Starting with a suitable length of cylindrical metal tubing as a blank, as shown in Figs. V and VI, the first step is .to mash it down on a taper,
thus flattening the mouth end l2 and forminga s indicated in dot-and-dash lines in Figs. VII
and VIII, thereby forming the notches I! as shown in Figs. I-IV. This may conveniently be done by milling or grinding. The bevelling method of producing the notches l5 has the advantage of leaving these notches with edges of almost knife-edge sharpness at their bottoms, so that there is no drag on the escaping fluid at these points, to facilitate formation of deposits there, and no surface to receive such deposits. If found desirable, of course, the mouth slot l3 may be internally finished and the bottoms of the notches l5 squared by filing, or by an operation with a milling cutter, or by grinding.
The incidental operations of threading the blank or nozzle as at H in Figs. II and III and bevelling or rounding off the corners of the slot opening l3 at I! may be done in any preferred sequential relation to the other operations, by methods well known in metal working.
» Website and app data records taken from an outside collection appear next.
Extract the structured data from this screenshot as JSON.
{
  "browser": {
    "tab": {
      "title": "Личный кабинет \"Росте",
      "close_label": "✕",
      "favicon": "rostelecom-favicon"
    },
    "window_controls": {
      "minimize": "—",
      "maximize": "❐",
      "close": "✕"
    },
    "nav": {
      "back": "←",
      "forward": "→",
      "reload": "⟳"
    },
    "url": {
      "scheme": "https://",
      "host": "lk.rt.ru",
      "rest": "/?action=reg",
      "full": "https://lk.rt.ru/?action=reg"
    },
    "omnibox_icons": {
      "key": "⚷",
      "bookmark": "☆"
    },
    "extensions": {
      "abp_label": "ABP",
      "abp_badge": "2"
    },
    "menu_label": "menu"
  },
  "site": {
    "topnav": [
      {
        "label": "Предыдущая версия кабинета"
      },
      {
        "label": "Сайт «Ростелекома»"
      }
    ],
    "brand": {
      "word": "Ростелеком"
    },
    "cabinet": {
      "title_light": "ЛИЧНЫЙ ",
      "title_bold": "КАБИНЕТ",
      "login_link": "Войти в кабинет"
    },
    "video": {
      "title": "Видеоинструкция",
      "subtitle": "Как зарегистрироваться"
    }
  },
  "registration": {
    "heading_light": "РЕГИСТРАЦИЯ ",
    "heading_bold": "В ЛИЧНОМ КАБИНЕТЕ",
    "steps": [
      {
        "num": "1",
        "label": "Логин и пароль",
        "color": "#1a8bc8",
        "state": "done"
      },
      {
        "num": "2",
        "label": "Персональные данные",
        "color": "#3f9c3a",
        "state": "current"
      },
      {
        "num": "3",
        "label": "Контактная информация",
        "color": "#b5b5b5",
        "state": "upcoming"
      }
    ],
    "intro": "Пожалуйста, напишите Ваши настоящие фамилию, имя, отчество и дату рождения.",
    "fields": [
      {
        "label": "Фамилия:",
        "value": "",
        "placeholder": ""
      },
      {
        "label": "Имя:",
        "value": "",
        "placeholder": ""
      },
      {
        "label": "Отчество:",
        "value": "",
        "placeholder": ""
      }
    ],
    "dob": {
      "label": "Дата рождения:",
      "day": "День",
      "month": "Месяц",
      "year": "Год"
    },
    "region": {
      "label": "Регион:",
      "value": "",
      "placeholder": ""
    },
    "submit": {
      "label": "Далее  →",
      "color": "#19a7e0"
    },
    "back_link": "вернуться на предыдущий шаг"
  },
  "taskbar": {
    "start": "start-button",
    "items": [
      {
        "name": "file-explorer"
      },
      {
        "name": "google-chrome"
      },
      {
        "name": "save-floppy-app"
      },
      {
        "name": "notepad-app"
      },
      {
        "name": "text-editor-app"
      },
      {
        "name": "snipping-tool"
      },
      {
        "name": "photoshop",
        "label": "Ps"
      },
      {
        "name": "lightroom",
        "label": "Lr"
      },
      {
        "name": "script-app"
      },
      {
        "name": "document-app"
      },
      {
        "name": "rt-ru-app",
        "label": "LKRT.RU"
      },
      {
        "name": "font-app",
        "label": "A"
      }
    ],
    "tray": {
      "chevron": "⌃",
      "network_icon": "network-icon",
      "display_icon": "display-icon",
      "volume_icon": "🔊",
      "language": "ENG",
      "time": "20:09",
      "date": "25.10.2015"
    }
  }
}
Having thus described my invention, I claim:
1. A flat-spray nozzle having an inlet round in cross-section and a narrowed outlet or mouth with an outlet orifice of elongated shape and uniform width, and having a passage connecting said inlet to said outlet orifice and defined by a surface which changes and merges continuously and uniformly from the round configuration of the inlet to the elongated outlet orifice, and terminates at the forward mouth edge which defines said outlet orifice, the extremities of the elongated outlet oriflce being prolonged and extending back from its said edge into the narrow sides of the mouth; all so that the fluid sweeps right through the nozzle and its mouth under pressure, while internal corners and relatively dead places within the nozzle are avoided, as well as frictional drag at the edges of the flat fluid stream.
2. A flat-spray nozzle asset forth in claim 1 having the forward mouth edge which defines the elongated outlet orifice slightly relieved.
3. A fiat-spray nozzle as set forth in claim 1 wherein the mouth edges which define the outlet orifice are straight.
4. A flat-spray nozzle as set forth in claim 1 having the corners of its narrowed mouth excised in the general direction of the nozzle length, so that the prolongations of the outlet orifice back into the narrow sides of the mouth terminate in knife edges at their bottoms.
5. A flat-spray nozzle as set forth in claim 1 consisting of a length of originally round tubing having its end portion flattened on a substantially even taper and the corners of its narrowed mouth excised in the general direction of the nozzle length, so as to prolong the outlet orifice back into the narrow sides of the mouth.
CLARENCE F. DINLEY.